INFORMATION section start

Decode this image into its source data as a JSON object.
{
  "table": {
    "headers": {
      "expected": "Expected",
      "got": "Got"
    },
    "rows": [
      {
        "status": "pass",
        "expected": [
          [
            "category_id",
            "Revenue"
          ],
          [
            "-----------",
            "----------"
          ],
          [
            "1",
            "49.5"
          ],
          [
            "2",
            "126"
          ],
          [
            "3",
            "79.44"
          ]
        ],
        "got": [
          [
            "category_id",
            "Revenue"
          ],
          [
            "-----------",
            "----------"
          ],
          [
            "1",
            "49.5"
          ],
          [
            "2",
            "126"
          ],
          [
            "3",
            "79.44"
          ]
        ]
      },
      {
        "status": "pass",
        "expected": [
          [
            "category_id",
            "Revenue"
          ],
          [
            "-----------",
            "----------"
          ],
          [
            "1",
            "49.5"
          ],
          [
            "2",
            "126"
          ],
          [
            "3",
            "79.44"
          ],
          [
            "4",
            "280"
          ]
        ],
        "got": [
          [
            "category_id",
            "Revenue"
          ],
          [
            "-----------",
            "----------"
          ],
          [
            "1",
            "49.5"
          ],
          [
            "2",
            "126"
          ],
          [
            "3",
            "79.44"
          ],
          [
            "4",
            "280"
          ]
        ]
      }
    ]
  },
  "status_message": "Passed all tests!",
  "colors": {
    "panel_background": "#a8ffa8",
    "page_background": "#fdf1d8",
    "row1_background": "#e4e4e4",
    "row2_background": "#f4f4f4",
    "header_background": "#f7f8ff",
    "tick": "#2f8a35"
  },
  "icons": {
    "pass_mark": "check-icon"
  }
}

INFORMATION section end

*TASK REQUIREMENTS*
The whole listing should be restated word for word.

*ANSWER SECTION*
Decode this image into its source data as a JSON object.
{
  "table": {
    "headers": {
      "expected": "Expected",
      "got": "Got"
    },
    "rows": [
      {
        "status": "pass",
        "expected": [
          [
            "category_id",
            "Revenue"
          ],
          [
            "-----------",
            "----------"
          ],
          [
            "1",
            "49.5"
          ],
          [
            "2",
            "126"
          ],
          [
            "3",
            "79.44"
          ]
        ],
        "got": [
          [
            "category_id",
            "Revenue"
          ],
          [
            "-----------",
            "----------"
          ],
          [
            "1",
            "49.5"
          ],
          [
            "2",
            "126"
          ],
          [
            "3",
            "79.44"
          ]
        ]
      },
      {
        "status": "pass",
        "expected": [
          [
            "category_id",
            "Revenue"
          ],
          [
            "-----------",
            "----------"
          ],
          [
            "1",
            "49.5"
          ],
          [
            "2",
            "126"
          ],
          [
            "3",
            "79.44"
          ],
          [
            "4",
            "280"
          ]
        ],
        "got": [
          [
            "category_id",
            "Revenue"
          ],
          [
            "-----------",
            "----------"
          ],
          [
            "1",
            "49.5"
          ],
          [
            "2",
            "126"
          ],
          [
            "3",
            "79.44"
          ],
          [
            "4",
            "280"
          ]
        ]
      }
    ]
  },
  "status_message": "Passed all tests!",
  "colors": {
    "panel_background": "#a8ffa8",
    "page_background": "#fdf1d8",
    "row1_background": "#e4e4e4",
    "row2_background": "#f4f4f4",
    "header_background": "#f7f8ff",
    "tick": "#2f8a35"
  },
  "icons": {
    "pass_mark": "check-icon"
  }
}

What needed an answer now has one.